There are now plenty of modern materials which can change up the level of insulation without affecting or detracting from the beauty and operation of these windows.

Old sash windows were never designed to support bulky glass panes but now there are new glazing materials like Fineo glass which offers the thermal regulation of triple glazing in a single lightweight pane, perfect for old windows.

Draughtproofing is something most handy householders can undertake themselves with DIY kits available from hardware stores. If you want a more professional job, then this is something to discuss with your contractor when it comes round to painting time.

Are Sash Windows worth the Trouble?

Sash windows need to be kept in a regular routine of care and maintenance otherwise they can become difficult to operate. Most of the problems associated with this window style can be easily anticipated and prevented with some proactive management, some of which can be done by the householder and the rest by professionals. It’s important to find a window company you can trust to give you good advice and who will look after the windows properly.

We manufacture bespoke new timber sash windows for all types of properties and care, repair and restore countless old windows in period homes up and down the country. We can work on-site or take the windows away to our workshop for a complete renovation. Our expert team of joiners, glaziers, and installers ensures a perfect result for any building no matter how complex.
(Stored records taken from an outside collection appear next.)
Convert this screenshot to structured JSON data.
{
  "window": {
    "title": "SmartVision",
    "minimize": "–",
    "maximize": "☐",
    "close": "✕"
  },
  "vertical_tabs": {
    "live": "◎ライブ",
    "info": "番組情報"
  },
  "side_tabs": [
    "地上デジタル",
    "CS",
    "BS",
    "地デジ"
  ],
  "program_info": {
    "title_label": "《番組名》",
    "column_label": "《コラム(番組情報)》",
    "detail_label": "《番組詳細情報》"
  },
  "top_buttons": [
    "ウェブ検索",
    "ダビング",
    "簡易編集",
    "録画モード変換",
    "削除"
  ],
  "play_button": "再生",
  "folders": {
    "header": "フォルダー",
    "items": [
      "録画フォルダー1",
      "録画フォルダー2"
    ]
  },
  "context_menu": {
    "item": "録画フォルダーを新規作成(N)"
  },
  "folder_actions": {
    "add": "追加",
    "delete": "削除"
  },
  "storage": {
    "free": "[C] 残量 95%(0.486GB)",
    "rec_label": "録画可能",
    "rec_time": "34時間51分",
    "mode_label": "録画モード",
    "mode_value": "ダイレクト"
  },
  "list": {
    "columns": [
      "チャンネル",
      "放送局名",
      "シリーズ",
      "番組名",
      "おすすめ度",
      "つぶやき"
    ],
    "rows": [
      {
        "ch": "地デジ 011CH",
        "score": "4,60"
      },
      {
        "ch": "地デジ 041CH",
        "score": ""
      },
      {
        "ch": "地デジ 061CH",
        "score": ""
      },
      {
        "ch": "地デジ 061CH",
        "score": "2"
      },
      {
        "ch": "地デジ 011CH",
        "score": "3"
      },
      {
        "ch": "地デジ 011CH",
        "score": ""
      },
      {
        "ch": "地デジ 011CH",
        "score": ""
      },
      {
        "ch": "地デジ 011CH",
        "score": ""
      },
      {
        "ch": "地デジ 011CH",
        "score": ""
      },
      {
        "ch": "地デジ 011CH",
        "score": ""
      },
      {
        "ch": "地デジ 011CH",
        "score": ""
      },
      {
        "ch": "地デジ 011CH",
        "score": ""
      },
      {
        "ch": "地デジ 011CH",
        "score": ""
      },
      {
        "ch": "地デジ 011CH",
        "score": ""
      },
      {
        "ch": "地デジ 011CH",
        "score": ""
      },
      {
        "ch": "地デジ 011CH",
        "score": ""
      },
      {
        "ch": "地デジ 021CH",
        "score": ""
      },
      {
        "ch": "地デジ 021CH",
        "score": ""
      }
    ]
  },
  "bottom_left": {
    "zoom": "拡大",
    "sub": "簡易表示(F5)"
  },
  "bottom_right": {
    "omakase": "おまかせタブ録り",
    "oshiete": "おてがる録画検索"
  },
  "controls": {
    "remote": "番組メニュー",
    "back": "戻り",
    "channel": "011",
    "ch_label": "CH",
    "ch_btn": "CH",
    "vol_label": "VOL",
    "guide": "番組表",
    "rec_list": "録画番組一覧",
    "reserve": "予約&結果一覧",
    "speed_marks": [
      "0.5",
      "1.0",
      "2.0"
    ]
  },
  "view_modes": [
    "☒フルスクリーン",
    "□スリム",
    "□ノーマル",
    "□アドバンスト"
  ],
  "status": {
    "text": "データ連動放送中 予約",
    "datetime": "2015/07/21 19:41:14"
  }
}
We use the latest modern materials alongside quality timber and traditional techniques to produce windows fit for 21st-century living with acoustic control, draughtproofing, excellent thermal regulation, and that essential smooth operation.

Contact us here to find out more about bespoke sash window design and our repair and restoration services.